╭──

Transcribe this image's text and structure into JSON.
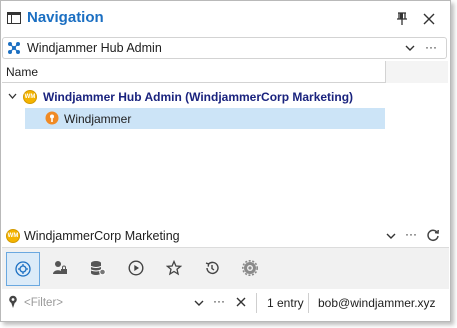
{
  "window": {
    "title": "Navigation"
  },
  "hub_selector": {
    "value": "Windjammer Hub Admin",
    "more": "···"
  },
  "tree": {
    "column_header": "Name",
    "root": {
      "badge": "WM",
      "label": "Windjammer Hub Admin (WindjammerCorp Marketing)"
    },
    "child": {
      "label": "Windjammer"
    }
  },
  "org_selector": {
    "badge": "WM",
    "value": "WindjammerCorp Marketing",
    "more": "···"
  },
  "toolbar": {
    "items": [
      {
        "name": "settings-circle-icon",
        "active": true
      },
      {
        "name": "user-lock-icon",
        "active": false
      },
      {
        "name": "database-settings-icon",
        "active": false
      },
      {
        "name": "play-circle-icon",
        "active": false
      },
      {
        "name": "star-icon",
        "active": false
      },
      {
        "name": "history-icon",
        "active": false
      },
      {
        "name": "gear-globe-icon",
        "active": false
      }
    ]
  },
  "status": {
    "filter_placeholder": "<Filter>",
    "more": "···",
    "entry_count": "1 entry",
    "user": "bob@windjammer.xyz"
  },
  "colors": {
    "accent": "#1b6fc2",
    "selection": "#cce4f7",
    "root_label": "#1a237e",
    "badge": "#f4b400",
    "pin_orange": "#f08a24"
  }
}
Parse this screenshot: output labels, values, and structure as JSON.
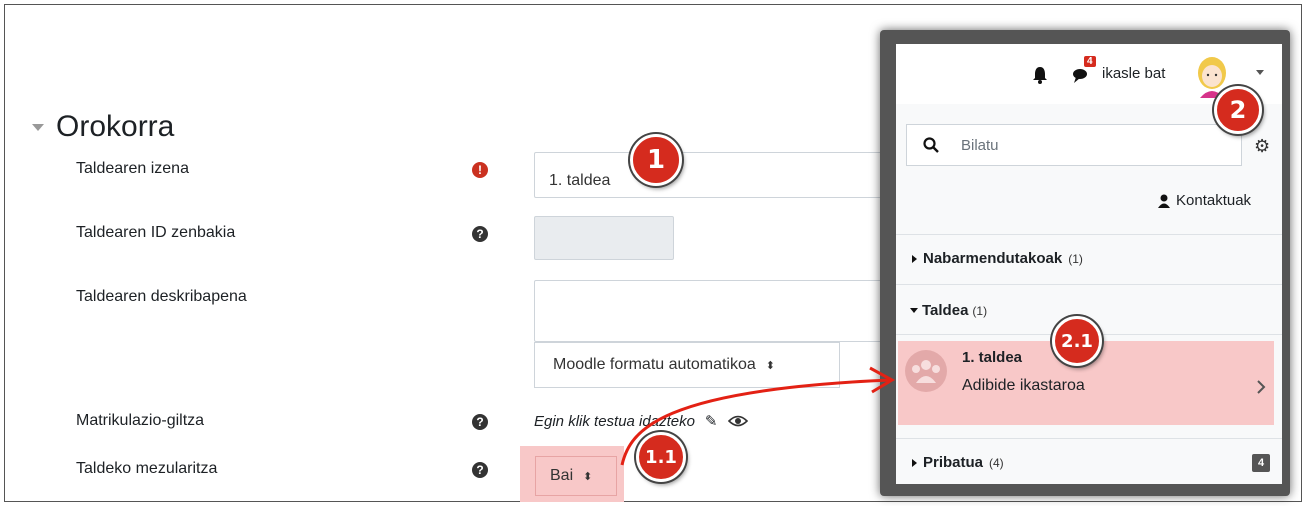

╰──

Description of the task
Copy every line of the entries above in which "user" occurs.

Result of this exercise
        "name": "user-lock-icon",
    "user": "bob@windjammer.xyz"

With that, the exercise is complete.